Top of Records for the exercise

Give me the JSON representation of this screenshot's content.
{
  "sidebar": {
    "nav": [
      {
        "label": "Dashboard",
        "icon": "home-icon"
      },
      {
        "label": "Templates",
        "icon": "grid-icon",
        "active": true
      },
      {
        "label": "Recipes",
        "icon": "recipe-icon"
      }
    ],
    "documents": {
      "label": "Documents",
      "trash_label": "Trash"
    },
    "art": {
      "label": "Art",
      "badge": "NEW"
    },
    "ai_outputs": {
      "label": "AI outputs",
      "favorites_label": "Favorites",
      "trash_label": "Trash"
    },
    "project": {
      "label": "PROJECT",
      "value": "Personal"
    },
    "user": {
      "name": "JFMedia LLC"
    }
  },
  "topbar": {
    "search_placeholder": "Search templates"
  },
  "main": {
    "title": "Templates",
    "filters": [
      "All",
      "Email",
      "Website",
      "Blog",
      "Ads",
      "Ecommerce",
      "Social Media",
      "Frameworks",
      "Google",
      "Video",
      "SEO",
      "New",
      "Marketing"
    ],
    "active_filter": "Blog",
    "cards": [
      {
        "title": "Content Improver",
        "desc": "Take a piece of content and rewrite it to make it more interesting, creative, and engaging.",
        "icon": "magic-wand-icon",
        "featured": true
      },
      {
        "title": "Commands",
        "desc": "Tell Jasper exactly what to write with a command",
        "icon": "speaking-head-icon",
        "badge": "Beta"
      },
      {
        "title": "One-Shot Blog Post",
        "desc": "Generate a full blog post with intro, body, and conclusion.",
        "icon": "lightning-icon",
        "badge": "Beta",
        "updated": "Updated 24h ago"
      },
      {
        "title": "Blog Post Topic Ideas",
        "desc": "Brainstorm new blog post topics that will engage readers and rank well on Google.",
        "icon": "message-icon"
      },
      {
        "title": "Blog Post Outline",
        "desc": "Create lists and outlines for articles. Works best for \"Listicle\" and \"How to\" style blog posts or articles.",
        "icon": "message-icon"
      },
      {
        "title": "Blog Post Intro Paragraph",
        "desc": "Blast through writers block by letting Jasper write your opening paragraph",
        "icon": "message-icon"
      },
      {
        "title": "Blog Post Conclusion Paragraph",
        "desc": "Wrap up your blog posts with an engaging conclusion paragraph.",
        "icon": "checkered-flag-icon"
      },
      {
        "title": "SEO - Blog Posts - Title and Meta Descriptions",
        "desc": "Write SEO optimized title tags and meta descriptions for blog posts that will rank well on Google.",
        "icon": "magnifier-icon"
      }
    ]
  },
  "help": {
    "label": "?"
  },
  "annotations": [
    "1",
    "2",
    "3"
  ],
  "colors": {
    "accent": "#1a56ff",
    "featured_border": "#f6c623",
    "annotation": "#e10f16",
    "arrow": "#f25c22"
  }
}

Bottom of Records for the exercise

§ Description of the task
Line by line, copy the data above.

§ Answer to this problem
Give me the JSON representation of this screenshot's content.
{
  "sidebar": {
    "nav": [
      {
        "label": "Dashboard",
        "icon": "home-icon"
      },
      {
        "label": "Templates",
        "icon": "grid-icon",
        "active": true
      },
      {
        "label": "Recipes",
        "icon": "recipe-icon"
      }
    ],
    "documents": {
      "label": "Documents",
      "trash_label": "Trash"
    },
    "art": {
      "label": "Art",
      "badge": "NEW"
    },
    "ai_outputs": {
      "label": "AI outputs",
      "favorites_label": "Favorites",
      "trash_label": "Trash"
    },
    "project": {
      "label": "PROJECT",
      "value": "Personal"
    },
    "user": {
      "name": "JFMedia LLC"
    }
  },
  "topbar": {
    "search_placeholder": "Search templates"
  },
  "main": {
    "title": "Templates",
    "filters": [
      "All",
      "Email",
      "Website",
      "Blog",
      "Ads",
      "Ecommerce",
      "Social Media",
      "Frameworks",
      "Google",
      "Video",
      "SEO",
      "New",
      "Marketing"
    ],
    "active_filter": "Blog",
    "cards": [
      {
        "title": "Content Improver",
        "desc": "Take a piece of content and rewrite it to make it more interesting, creative, and engaging.",
        "icon": "magic-wand-icon",
        "featured": true
      },
      {
        "title": "Commands",
        "desc": "Tell Jasper exactly what to write with a command",
        "icon": "speaking-head-icon",
        "badge": "Beta"
      },
      {
        "title": "One-Shot Blog Post",
        "desc": "Generate a full blog post with intro, body, and conclusion.",
        "icon": "lightning-icon",
        "badge": "Beta",
        "updated": "Updated 24h ago"
      },
      {
        "title": "Blog Post Topic Ideas",
        "desc": "Brainstorm new blog post topics that will engage readers and rank well on Google.",
        "icon": "message-icon"
      },
      {
        "title": "Blog Post Outline",
        "desc": "Create lists and outlines for articles. Works best for \"Listicle\" and \"How to\" style blog posts or articles.",
        "icon": "message-icon"
      },
      {
        "title": "Blog Post Intro Paragraph",
        "desc": "Blast through writers block by letting Jasper write your opening paragraph",
        "icon": "message-icon"
      },
      {
        "title": "Blog Post Conclusion Paragraph",
        "desc": "Wrap up your blog posts with an engaging conclusion paragraph.",
        "icon": "checkered-flag-icon"
      },
      {
        "title": "SEO - Blog Posts - Title and Meta Descriptions",
        "desc": "Write SEO optimized title tags and meta descriptions for blog posts that will rank well on Google.",
        "icon": "magnifier-icon"
      }
    ]
  },
  "help": {
    "label": "?"
  },
  "annotations": [
    "1",
    "2",
    "3"
  ],
  "colors": {
    "accent": "#1a56ff",
    "featured_border": "#f6c623",
    "annotation": "#e10f16",
    "arrow": "#f25c22"
  }
}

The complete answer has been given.